Perhaps we in our own time are witnessing a great turning in which almost two thousand years of misrepresentation will be reversed. The Da Vinci Code, whatever its imperfections as history, may well serve the cause of this Great Turning. Does Dan Brown “prove” that Jesus was married? Hardly. There are holes in his case large enough to march a Roman legion through: As a firstborn son, Jesus may well have been a nazarite—dedicated to God at an early age; put aside from infancy as an offering to God, to remain throughout his life holy, pure, and celibate. Indeed, the gospel accounts of his presentation in the Temple seem to indicate that Mary (his mother) and Joseph brought Jesus up to Jerusalem to present him to according to the Law of Moses: “every firstborn male that opens the womb shall be called holy to the Lord.” Or it could be, as some have claimed, that Jesus was allied with (or was at least influenced by) the Essene movement within Judaism, whose members were celibate males who lived apart from society and its norms, awaiting the coming of the Reign of God.
There is no historical reason to assume that, simply because most males of his age were married, that Jesus was, as well (any more than we can make that assumption about a young male in our own day and age).
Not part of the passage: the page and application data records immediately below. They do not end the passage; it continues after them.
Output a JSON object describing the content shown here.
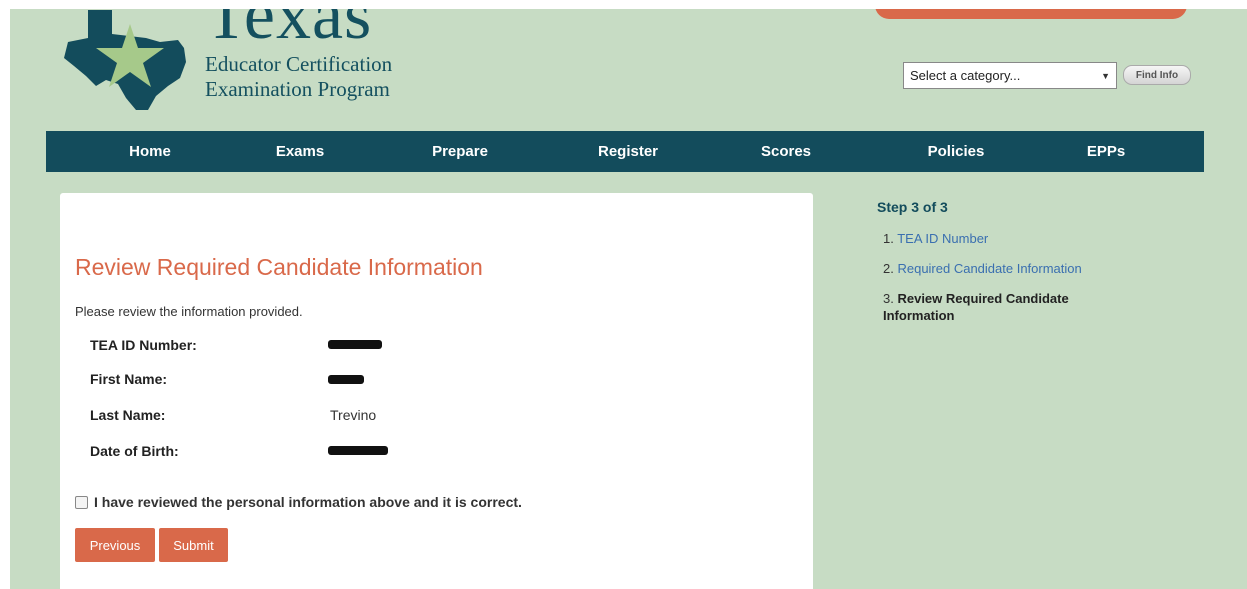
{
  "header": {
    "brand_title": "Texas",
    "brand_sub_line1": "Educator Certification",
    "brand_sub_line2": "Examination Program",
    "category_placeholder": "Select a category...",
    "find_info_label": "Find Info"
  },
  "nav": {
    "items": [
      {
        "label": "Home"
      },
      {
        "label": "Exams"
      },
      {
        "label": "Prepare"
      },
      {
        "label": "Register"
      },
      {
        "label": "Scores"
      },
      {
        "label": "Policies"
      },
      {
        "label": "EPPs"
      }
    ]
  },
  "main": {
    "title": "Review Required Candidate Information",
    "intro": "Please review the information provided.",
    "fields": [
      {
        "label": "TEA ID Number:",
        "value": ""
      },
      {
        "label": "First Name:",
        "value": ""
      },
      {
        "label": "Last Name:",
        "value": "Trevino"
      },
      {
        "label": "Date of Birth:",
        "value": ""
      }
    ],
    "confirm_label": "I have reviewed the personal information above and it is correct.",
    "previous_label": "Previous",
    "submit_label": "Submit"
  },
  "sidebar": {
    "step_title": "Step 3 of 3",
    "steps": [
      {
        "num": "1.",
        "label": "TEA ID Number"
      },
      {
        "num": "2.",
        "label": "Required Candidate Information"
      },
      {
        "num": "3.",
        "label": "Review Required Candidate Information"
      }
    ]
  },
  "colors": {
    "background": "#c7dcc4",
    "nav": "#134c5c",
    "accent": "#d9694a",
    "link": "#3a6fb0"
  }
}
But even more important to us than whether Mary was the spouse of Jesus is the incontrovertible gospel truth that she was, indeed, his comrade, his close compatriot on the journey of faith. Indeed, scripture tells us, she was the first to whom he appears after his Resurrection, and it was her announcement of that Good News which inspired the male apostles (who had not, as Mary and some of the other women had, remained by his side as he lay dying on the Cross, or stayed out in the cold of night as his body lay in the tomb). May the model of Mary Magdalene inspire again within Christianity in our own day a renewal of hope and spirit which clearly reflects the love and humility of Christ. If The Da Vinci Code helps to accomplish that, then it helps in doing an important work, indeed.
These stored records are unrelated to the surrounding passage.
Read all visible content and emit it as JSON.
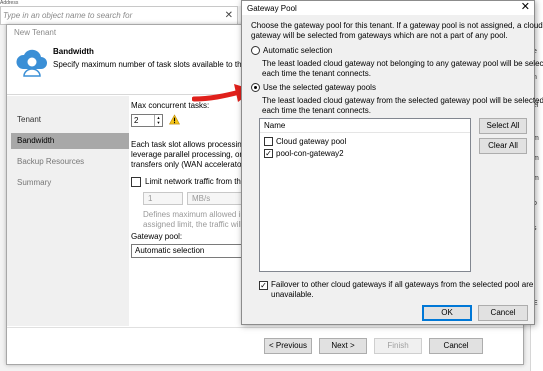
{
  "background": {
    "search_placeholder": "Type in an object name to search for",
    "top_text": "Address",
    "right_letters": [
      "e",
      "n",
      "el",
      "m",
      "m",
      "m",
      "o",
      "s",
      "i",
      "E"
    ]
  },
  "wizard": {
    "window_title": "New Tenant",
    "header_title": "Bandwidth",
    "header_subtitle": "Specify maximum number of task slots available to this ten",
    "sidebar": [
      "Tenant",
      "Bandwidth",
      "Backup Resources",
      "Summary"
    ],
    "active_step": "Bandwidth",
    "max_tasks_label": "Max concurrent tasks:",
    "max_tasks_value": "2",
    "task_slot_text": "Each task slot allows processing o\nleverage parallel processing, or ru\ntransfers only (WAN accelerators",
    "limit_network_label": "Limit network traffic from this",
    "limit_network_checked": false,
    "limit_value": "1",
    "limit_unit": "MB/s",
    "limit_help": "Defines maximum allowed in\nassigned limit, the traffic will l",
    "gateway_pool_label": "Gateway pool:",
    "gateway_pool_value": "Automatic selection",
    "buttons": {
      "previous": "< Previous",
      "next": "Next >",
      "finish": "Finish",
      "cancel": "Cancel"
    }
  },
  "dialog": {
    "title": "Gateway Pool",
    "close_glyph": "✕",
    "description": "Choose the gateway pool for this tenant. If a gateway pool is not assigned, a cloud\ngateway will be selected from gateways which are not a part of any pool.",
    "option_auto": {
      "label": "Automatic selection",
      "desc": "The least loaded cloud gateway not belonging to any gateway pool will be selected\neach time the tenant connects.",
      "selected": false
    },
    "option_selected": {
      "label": "Use the selected gateway pools",
      "desc": "The least loaded cloud gateway from the selected gateway pool will be selected\neach time the tenant connects.",
      "selected": true
    },
    "list_header": "Name",
    "pools": [
      {
        "name": "Cloud gateway pool",
        "checked": false
      },
      {
        "name": "pool-con-gateway2",
        "checked": true
      }
    ],
    "select_all": "Select All",
    "clear_all": "Clear All",
    "failover_text": "Failover to other cloud gateways if all gateways from the selected pool are\nunavailable.",
    "failover_checked": true,
    "ok": "OK",
    "cancel": "Cancel"
  },
  "colors": {
    "arrow": "#e0201b",
    "active_step_bg": "#a8a8a8",
    "ok_border": "#0078d7"
  }
}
Let us render unto fiction the things which are fiction, and unto history the matters of history. For as The Da Vinci Code shows, these things are not the same. But let us, too, render unto faith the things of faith. For many Christians, the “merely human” Jesus which The Da Vinci Code posits is not enough for facing the tempests and tribulations of this earthly life. For many Christians, the unmistakable truth is that the royal kingship which Jesus bequeathed was not based upon his own personal genes and chromosomes. It was not a matter of his blood line, but of our own creation, each one of us, as his brothers and his sisters, each one of us as children—sons and daughters—of a God whose most magnificent name is Love. For many Christians, only a Jesus who is “fully human and fully divine” will be enough: enough to inspire us to let God’s light shine in the darkness of these times; enough to remind us that this human road we walk can, indeed, lead us, in the fullness of time, into the very presence of God.